The Fault in Our Stars
Hazel and Gus are two teenagers who share an acerbic wit, a disdain for the conventional, and a love that sweeps them on a journey. Their relationship is all the more miraculous given that Hazel’s other constant companion is an oxygen tank, Gus jokes about his prosthetic leg, and they met and fell in love at a cancer support group.
The Fault in Our Stars is an enjoyable and moving film about two young people with cancer, starring Divergent duo Shailene Woodley (Hazel) and Ansel Elgort (Augustus) in the main roles. The film is based on a best selling novel and comes to cinemas with high expectations , and based on its initial success in the US, it seems to have been well received. It’s easy to see why – this is a well intentioned story about a difficult subject that overcomes some of its poorer choices through strong acting and a lead duo that the audience can root for. That’s largely down to Woodley and Elgort, who make their characters likable and relatable, and they make their love for each other feel real. Woodley has shown her range previously in roles in Divergent and The Descendants, but this was the first starring role of Elgort’s I’d seen, and his effortless charisma and chemistry with Woodley marks him out as one to watch.
That being said, the film isn’t without its problems, largely down to the arc in Amsterdam which features a truly terrible scene at the Anne Frank museum which attempts to compare the suffering of cancer victims with holocaust victims. It’s undoubtedly well intentioned, but it comes across as very false, and having the couple’s first kiss at this moment (with clapping tourists) is a very misguided choice from the director. The other issue during this sequence is the meeting with Peter Van Houten (played well by Willem Dafoe), a writer who wrote a book on cancer that Hazel considers her favourite. Van Houten is a grouchy alcoholic who didn’t want the visit in the first place, but there’s no justification given for his animosity, and his outburst against cancer victims feels more like a plot point to generate some antagonistic outrage than a real aspect of the character. This scene plays a little better when we hear from Van Houten later, but as it stands, it’s a clumsy scene which is a shame as Dafoe does his best with the part.
The rest of the support are solid, with Laura Dern the pick of the bunch as Hazel’s mother, channelling a lot of her character Amy from the underrated HBO dramedy ‘Enlightened’. For a depressing subject matter, the film manages to find some gallows humour in the situation, and I laughed more than I expected too throughout.

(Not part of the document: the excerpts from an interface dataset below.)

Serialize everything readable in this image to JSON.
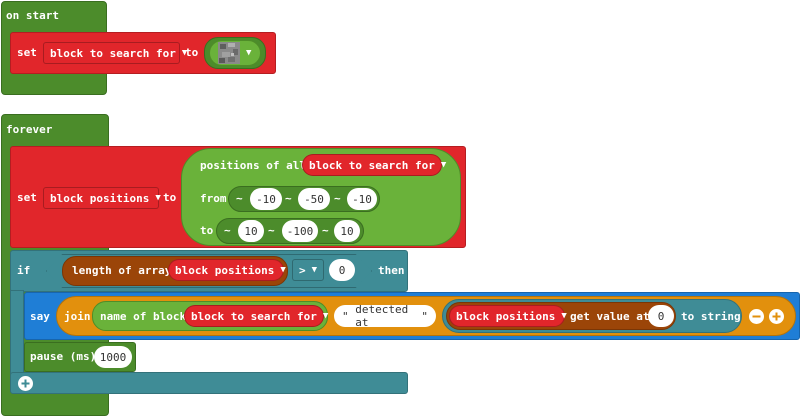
{
  "on_start": {
    "label": "on start",
    "set_label": "set",
    "variable": "block to search for",
    "to_label": "to"
  },
  "forever": {
    "label": "forever",
    "set_label": "set",
    "variable": "block positions",
    "to_label": "to",
    "positions": {
      "label": "positions of all",
      "variable": "block to search for",
      "from_label": "from",
      "to_label": "to",
      "tilde": "~",
      "from": [
        "-10",
        "-50",
        "-10"
      ],
      "to": [
        "10",
        "-100",
        "10"
      ]
    },
    "if_block": {
      "if_label": "if",
      "length_label": "length of array",
      "variable": "block positions",
      "operator": ">",
      "compare_value": "0",
      "then_label": "then"
    },
    "say_block": {
      "say_label": "say",
      "join_label": "join",
      "name_label": "name of block",
      "name_var": "block to search for",
      "string_value": "detected at",
      "array_var": "block positions",
      "get_label": "get value at",
      "index": "0",
      "to_string_label": "to string"
    },
    "pause_block": {
      "label": "pause (ms)",
      "value": "1000"
    }
  }
}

Another positive point is some good musical choices throughout, both in terms of score and popular songs. Overall, this is a film that could have played as overly sentimental, but a couple of mishaps aside, this is a moving piece of cinema that succeeds due to its likable leads and a strong script that unfolds nicely.

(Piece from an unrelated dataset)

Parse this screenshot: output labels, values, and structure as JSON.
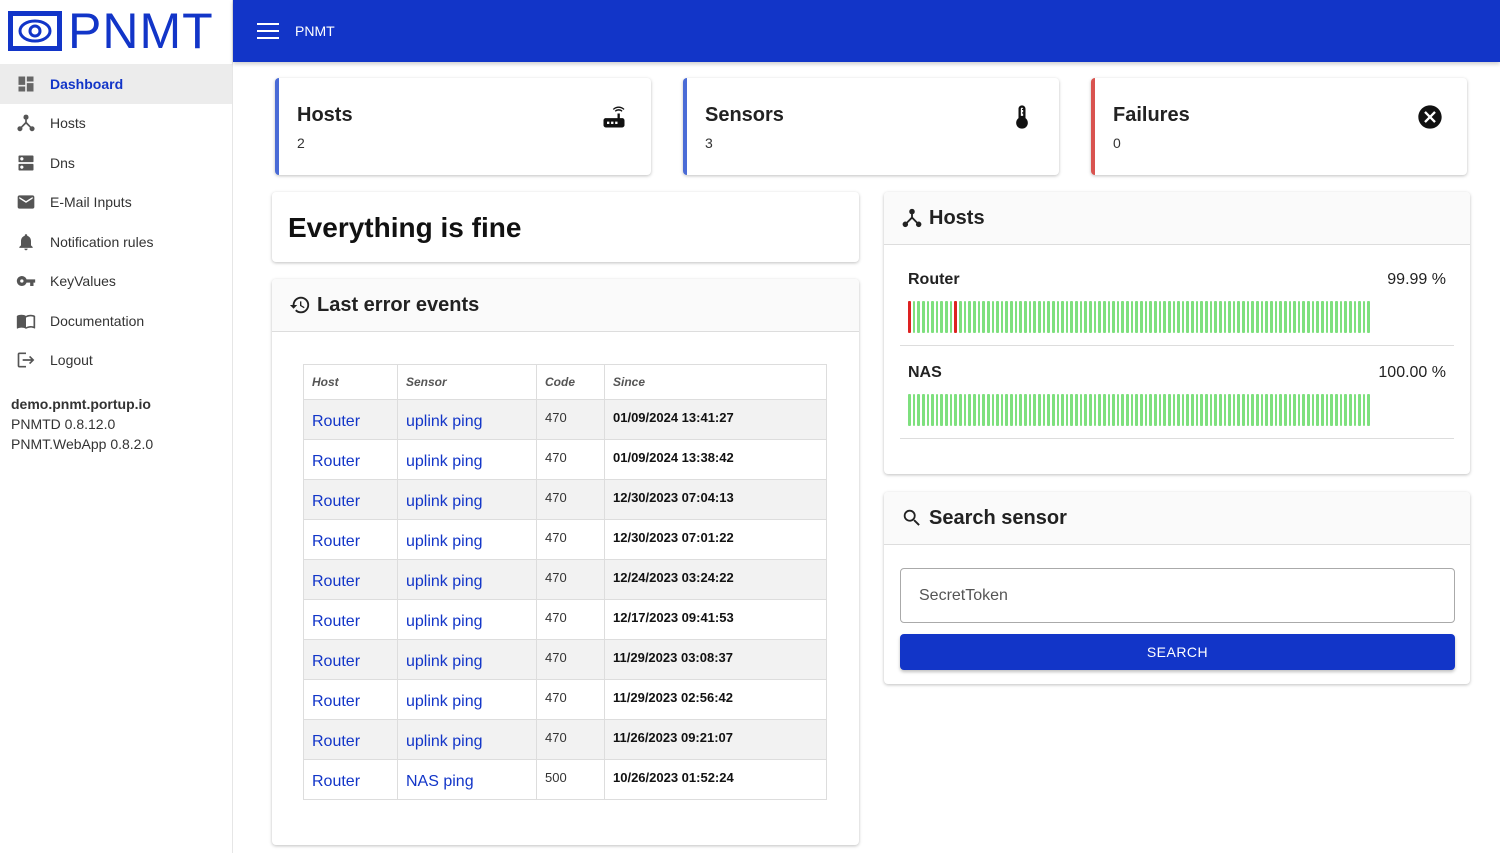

Directed By: Josh Boone
Starring: Shailene Woodley, Ansel Elgort, Laura Dern, Nat Wolff, Sam Trammell, Lotte Verbeek and Willem Dafoe